It just happened that this went on for a couple of times, so I had to reactivate it a few more times, but this is still the same and only 1 pc that I have used. It might be considered more than one pc to others but to me it's still my original and only pc that has a windows xp installed on it.

So to break it all down something breaks and I fix it and that requires me to activate windows with different hardware!
February 1, 2011 9:17:27 AM

aford10 said:
You obviously didn't read the replies. Part of purchasing an OEM license, is the agreement that it's only activated on one computer, and never transferred.

Microsoft was trying to give people the benefit of the doubt, and allowed for some extra installs before the key has to be unlocked. This way, people don't have to call each time they need to reinstall. Some people just seem to take advantage of that. That doesn't mean the advice given above was wrong. Also, encouraging people to violate the OEM agreement is also a violation of the forum rules.


Sez Robbon: -

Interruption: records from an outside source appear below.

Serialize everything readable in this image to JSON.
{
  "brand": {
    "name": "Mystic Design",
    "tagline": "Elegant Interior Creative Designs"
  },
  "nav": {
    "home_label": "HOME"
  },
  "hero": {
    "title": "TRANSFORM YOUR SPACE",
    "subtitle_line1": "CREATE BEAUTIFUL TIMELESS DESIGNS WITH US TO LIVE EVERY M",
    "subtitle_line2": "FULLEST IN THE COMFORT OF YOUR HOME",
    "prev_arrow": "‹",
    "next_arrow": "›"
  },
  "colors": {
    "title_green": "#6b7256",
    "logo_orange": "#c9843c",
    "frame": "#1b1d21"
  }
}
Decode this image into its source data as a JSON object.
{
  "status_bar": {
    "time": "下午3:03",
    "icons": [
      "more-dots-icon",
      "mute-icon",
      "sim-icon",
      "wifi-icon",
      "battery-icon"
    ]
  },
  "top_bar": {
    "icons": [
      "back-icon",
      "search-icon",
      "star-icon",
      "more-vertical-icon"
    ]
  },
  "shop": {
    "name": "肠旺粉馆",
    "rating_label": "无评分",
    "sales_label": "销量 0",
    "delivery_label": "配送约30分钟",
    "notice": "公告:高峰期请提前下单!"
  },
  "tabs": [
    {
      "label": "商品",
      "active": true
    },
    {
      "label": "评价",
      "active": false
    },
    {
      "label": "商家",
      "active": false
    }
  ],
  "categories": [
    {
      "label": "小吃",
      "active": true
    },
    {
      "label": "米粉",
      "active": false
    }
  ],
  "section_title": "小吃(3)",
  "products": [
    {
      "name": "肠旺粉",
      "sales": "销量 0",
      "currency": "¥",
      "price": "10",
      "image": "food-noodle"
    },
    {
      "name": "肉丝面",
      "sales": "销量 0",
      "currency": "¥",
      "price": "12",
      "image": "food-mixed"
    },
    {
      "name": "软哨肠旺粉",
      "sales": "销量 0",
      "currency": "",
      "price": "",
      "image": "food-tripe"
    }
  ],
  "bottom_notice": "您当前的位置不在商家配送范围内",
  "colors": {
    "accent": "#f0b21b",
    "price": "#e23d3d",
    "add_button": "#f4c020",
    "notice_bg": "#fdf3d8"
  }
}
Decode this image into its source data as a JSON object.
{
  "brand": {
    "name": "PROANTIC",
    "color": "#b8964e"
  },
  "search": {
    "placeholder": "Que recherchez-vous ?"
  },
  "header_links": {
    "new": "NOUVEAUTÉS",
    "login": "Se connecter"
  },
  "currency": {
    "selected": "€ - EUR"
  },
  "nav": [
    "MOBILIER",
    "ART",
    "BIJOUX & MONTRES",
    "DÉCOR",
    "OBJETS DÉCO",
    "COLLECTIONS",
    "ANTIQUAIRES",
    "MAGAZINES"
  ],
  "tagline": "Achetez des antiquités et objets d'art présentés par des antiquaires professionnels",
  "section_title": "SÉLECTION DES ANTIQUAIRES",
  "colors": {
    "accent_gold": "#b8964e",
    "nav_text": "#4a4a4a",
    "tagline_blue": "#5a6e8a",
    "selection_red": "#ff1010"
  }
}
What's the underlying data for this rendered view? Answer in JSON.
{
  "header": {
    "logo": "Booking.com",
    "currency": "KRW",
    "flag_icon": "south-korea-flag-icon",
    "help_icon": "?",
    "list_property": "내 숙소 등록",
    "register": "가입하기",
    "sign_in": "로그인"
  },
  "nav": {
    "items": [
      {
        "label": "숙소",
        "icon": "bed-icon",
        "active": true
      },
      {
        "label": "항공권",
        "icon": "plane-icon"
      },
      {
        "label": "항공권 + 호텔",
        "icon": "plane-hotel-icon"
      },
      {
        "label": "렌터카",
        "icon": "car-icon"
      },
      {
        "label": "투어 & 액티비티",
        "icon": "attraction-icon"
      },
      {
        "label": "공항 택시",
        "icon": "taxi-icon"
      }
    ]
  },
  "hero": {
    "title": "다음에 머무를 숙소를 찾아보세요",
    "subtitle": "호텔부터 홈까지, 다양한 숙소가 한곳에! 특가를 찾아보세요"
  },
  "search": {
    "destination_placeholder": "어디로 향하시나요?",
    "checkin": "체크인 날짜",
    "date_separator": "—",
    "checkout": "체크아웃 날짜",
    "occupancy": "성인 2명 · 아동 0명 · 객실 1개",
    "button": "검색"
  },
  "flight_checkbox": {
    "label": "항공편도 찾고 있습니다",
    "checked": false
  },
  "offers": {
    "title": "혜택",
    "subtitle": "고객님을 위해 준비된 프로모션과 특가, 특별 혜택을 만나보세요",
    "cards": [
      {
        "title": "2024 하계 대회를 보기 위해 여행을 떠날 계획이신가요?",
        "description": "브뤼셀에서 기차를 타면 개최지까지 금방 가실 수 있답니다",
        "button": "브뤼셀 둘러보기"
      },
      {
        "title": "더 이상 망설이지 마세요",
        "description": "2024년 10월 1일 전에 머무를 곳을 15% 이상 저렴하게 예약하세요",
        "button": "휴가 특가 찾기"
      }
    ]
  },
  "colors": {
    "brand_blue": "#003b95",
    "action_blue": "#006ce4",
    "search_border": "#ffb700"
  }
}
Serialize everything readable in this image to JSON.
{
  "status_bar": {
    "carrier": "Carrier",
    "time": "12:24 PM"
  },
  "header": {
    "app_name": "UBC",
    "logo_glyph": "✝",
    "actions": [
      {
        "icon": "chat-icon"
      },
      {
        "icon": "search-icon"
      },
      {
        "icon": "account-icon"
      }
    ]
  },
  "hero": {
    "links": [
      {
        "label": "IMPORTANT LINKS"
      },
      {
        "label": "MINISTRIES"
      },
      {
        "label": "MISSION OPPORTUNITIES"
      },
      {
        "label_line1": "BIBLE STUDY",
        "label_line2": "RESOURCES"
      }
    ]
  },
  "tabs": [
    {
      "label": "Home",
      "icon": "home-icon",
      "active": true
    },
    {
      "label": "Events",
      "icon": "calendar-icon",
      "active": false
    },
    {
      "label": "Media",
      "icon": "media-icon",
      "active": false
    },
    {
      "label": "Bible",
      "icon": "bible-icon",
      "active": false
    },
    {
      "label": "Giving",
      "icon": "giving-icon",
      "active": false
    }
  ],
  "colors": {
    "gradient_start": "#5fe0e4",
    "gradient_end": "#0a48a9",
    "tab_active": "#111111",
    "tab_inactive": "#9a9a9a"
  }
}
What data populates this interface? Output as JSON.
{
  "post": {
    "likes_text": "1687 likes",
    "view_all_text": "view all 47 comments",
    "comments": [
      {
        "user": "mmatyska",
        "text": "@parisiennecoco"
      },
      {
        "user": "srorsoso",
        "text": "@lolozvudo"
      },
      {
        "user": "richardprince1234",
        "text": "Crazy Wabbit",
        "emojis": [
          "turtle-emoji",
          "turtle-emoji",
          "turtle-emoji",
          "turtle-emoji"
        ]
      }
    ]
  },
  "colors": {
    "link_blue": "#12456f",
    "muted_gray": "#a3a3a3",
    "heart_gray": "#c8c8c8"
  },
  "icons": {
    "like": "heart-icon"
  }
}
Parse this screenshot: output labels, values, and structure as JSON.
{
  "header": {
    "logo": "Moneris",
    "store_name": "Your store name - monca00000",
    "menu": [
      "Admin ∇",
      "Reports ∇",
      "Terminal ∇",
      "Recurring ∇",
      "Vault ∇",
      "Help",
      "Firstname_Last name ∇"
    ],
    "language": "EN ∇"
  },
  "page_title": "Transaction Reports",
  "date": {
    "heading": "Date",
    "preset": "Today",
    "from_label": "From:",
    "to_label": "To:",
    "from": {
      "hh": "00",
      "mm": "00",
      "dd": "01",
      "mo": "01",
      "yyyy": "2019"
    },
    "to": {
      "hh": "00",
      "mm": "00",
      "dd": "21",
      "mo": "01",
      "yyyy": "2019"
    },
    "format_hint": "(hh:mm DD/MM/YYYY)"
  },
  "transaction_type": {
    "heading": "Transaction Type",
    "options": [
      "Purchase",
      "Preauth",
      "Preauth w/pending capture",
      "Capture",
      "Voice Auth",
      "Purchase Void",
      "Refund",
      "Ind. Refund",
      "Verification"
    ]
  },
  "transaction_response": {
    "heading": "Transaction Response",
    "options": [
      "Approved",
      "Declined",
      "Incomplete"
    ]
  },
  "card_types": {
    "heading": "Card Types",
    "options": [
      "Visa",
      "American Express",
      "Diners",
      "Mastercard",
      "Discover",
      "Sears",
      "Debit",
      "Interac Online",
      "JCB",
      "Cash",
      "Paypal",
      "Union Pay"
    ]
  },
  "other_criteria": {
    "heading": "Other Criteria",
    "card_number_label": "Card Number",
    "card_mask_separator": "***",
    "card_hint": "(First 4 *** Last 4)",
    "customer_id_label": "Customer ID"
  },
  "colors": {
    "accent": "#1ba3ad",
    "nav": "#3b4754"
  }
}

1 - I did read the replies. My answer, I believe, reflects that.
2 - Micro$oft is not giving "the benefit of the doubt." It is trying to hang on to every cent and penny, by a process which denies people who have paid good money for a product, the right to use that product. If M$ tied the product to a NAME instead of a MACHINE, I would believe that its soul was not possessed by the greed of a massive corporate entity.
3 - If I am taking advantage of Microsoft, I have a lot of company. And it is a case of the biter being bit.
4 - I did NOT encourage anyone to break the rules. I merely reported what steps I took to resolve a problem. Which is what my initial entry to this forum, was about, nicht war?
5 - I dislike being talked-down to. Your attitude is in need of modification.
6 - This is my last entry into this forum. I do not need to be lectured to, at my age.
!